The more remote the communities we work in are, the further off the main road and the more difficult access is for them, the better partners they make, it seems. And pretty much all of the communities we work in are remote. Remote in this part of Uganda usually means deep poverty. It also means people are hardy and work cooperatively to tame the steep slopes into plantations.
BBC radio, Have Your Say, had a program about the African middle class last week. Middle class was defined as having $1-2 to spend per day! The other day I was shown a photo of children supposedly from our area. At first glance I could tell they were not. Later we were able to make out the name on their uniforms, a private school in Mbarara. In Uganda where education is highly valued, the middle class send their children to private schools.
Many of the Health Center II and Health Center III in Mbarara and Bushenyi District have at present a single health worker, although I have heard they are going to get a second health worker soon. The majority of the health workers are Nursing Assistants, a cadre that has only 3 months formal training. For many of them it was a long time ago. When they are away or sick, the health center is closed.
Often in the community they are referred to as doctor. In the health center in Namiyonga, it is clearly evident why Agnes is referred to as doctor. She sees all the sick children, provides family planning advice, organizes immunizations, makes home visits, trains the community health workers (CHW) and holds community meetings to discuss and advocate for clean water. The walls of her small tidy but sparsely furnished health center are covered with bright posters and charts of the monthly cases of malaria. Even when she is presiding over a drama competition with her CHWs providing humorous health education, after it is finished, a line of mothers and children forms at her clinic door.
In Agnes' community, they have done some health planning and decided that their priority is a transportation plan, a way to ensure pregnant women in distress and sick children needing referral can be taken to the Health Center IV on the main highway for treatment.
A couple of groups who design bike ambulances, came to our area last year. One fellow, supposedly with vast experience in the developing world, took one look at the roads and headed back to Kampala the very next day. But the idea was planted. Huge loads of 5-7 bunches of matooke (banana) are ferried to the market by bicycle in this area, even if it means they have to walk the bicycle through the rough spots. Even I have been scouring the net for possible designs.
Then during a visit from a friend from UNICEF, she mentioned they were going to try some out. When she learned we had two communities that had developed transportation plans and were seeking solutions, we struck up a partnership. The bikes as yet are still in the pipeline, but the community recently brought down to the project office, 300,000 UgS (more than $100) in cash, their contribution to the bike ambulance. We require community contributions to our efforts and while this is a community that has little, they always prepare lunch for us and provide volunteer labour. But this is a sizable amount of cash for the community. As the bicycle when it comes will be a donation, the money was put in the safe to be used for maintenance. Recently they sent a message inquiring as to progress on the bike and indicated they had collected a further 200,000 UgS but would wait until bike was delivered.
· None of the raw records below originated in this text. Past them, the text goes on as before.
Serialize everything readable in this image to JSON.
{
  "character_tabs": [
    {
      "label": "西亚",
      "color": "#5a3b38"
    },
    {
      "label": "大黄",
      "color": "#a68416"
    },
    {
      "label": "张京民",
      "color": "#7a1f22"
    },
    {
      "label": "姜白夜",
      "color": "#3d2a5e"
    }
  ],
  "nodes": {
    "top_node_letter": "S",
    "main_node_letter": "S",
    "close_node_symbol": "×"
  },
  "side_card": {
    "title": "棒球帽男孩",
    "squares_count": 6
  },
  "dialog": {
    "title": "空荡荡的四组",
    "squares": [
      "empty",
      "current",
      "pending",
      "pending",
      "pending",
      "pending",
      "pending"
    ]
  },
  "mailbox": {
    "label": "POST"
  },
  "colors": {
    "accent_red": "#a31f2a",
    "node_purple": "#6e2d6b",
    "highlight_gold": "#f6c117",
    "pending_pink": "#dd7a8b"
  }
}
Photos: Recently painted clinic; young boys; training session; coop work in field.